So the debate boils down to this: Which approach can overcome the weakness of human nature? Can the abstinence crowd find a way to keep people chaste? Can the contraception crowd find a way to make people stick to their birth control? Can either side deliver the bottom line: fewer abortions?
A study published Thursday in the New England Journal of Medicine (and outlined in Slate by Darshak Sanghavi and Amanda Marcotte) strikes a major blow for the contraception camp.

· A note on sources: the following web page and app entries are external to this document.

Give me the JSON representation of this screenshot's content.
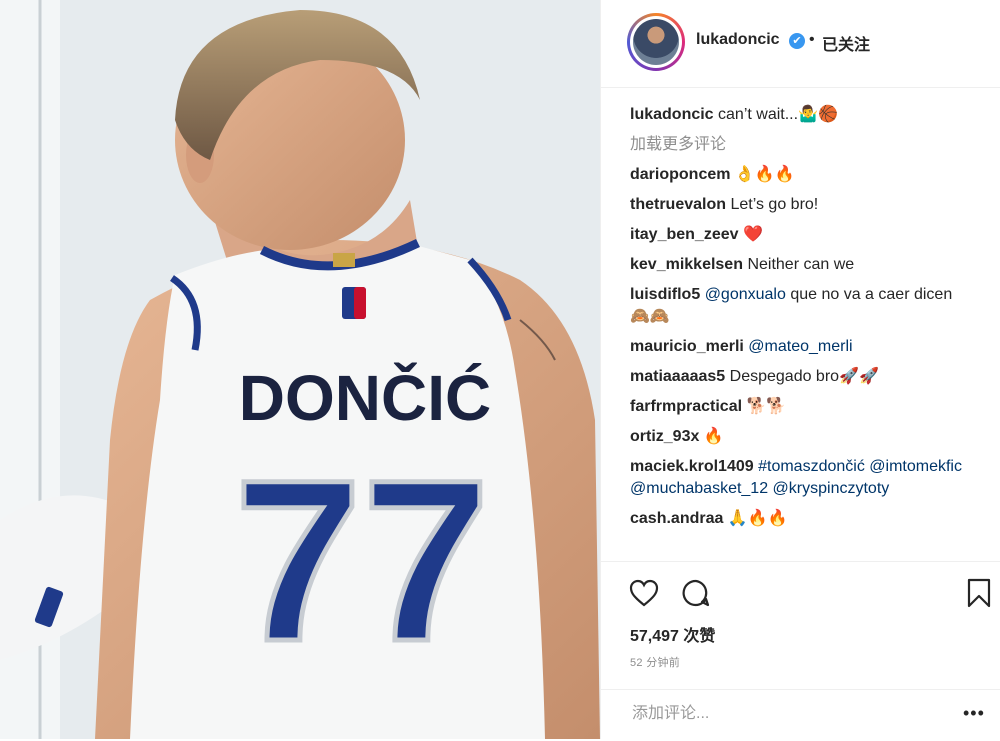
{
  "post": {
    "jersey_name": "DONČIĆ",
    "jersey_number": "77"
  },
  "header": {
    "username": "lukadoncic",
    "verified_icon": "✔",
    "separator": "•",
    "follow_status": "已关注"
  },
  "caption": {
    "username": "lukadoncic",
    "text": "can’t wait...🤷‍♂️🏀"
  },
  "load_more": "加载更多评论",
  "comments": [
    {
      "user": "darioponcem",
      "text": "👌🔥🔥"
    },
    {
      "user": "thetruevalon",
      "text": "Let’s go bro!"
    },
    {
      "user": "itay_ben_zeev",
      "text": "❤️"
    },
    {
      "user": "kev_mikkelsen",
      "text": "Neither can we"
    },
    {
      "user": "luisdiflo5",
      "mention": "@gonxualo",
      "text": "que no va a caer dicen 🙈🙈"
    },
    {
      "user": "mauricio_merli",
      "mention": "@mateo_merli",
      "text": ""
    },
    {
      "user": "matiaaaaas5",
      "text": "Despegado bro🚀🚀"
    },
    {
      "user": "farfrmpractical",
      "text": "🐕🐕"
    },
    {
      "user": "ortiz_93x",
      "text": "🔥"
    },
    {
      "user": "maciek.krol1409",
      "mention": "#tomaszdončić @imtomekfic @muchabasket_12 @kryspinczytoty",
      "text": ""
    },
    {
      "user": "cash.andraa",
      "text": "🙏🔥🔥"
    }
  ],
  "actions": {
    "like_icon": "heart-icon",
    "comment_icon": "comment-icon",
    "save_icon": "bookmark-icon",
    "likes": "57,497 次赞",
    "time": "52 分钟前"
  },
  "add_comment": {
    "placeholder": "添加评论...",
    "more": "•••"
  },
  "colors": {
    "link": "#003569",
    "muted": "#8e8e8e",
    "verified": "#3897f0",
    "jersey_blue": "#1f3a8a",
    "jersey_text": "#1b2340"
  }
}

It shows that women prefer long-acting reversible contraceptives (LARCs), that these methods can almost eliminate birth-control failures, and that they shrink the abortion rate by a margin that far exceeds anything offered by the other side.
The full article is not going to make any within the Right particularly happy — except for one part: The definitive ability to drastically reduce abortions in teens and, maybe make them mostly a thing of the past.
(And, best of all, the test was done with those most likely to fail at the task of effective contraception.)
The real question is if both sides can stop the current battle over whether or not teens are going to have sex and realize that stopping abortions really puts them both on the same side…
Perhaps delaying or preventing teens from having sex is best when done with teens where birth control is already a done deal?Read more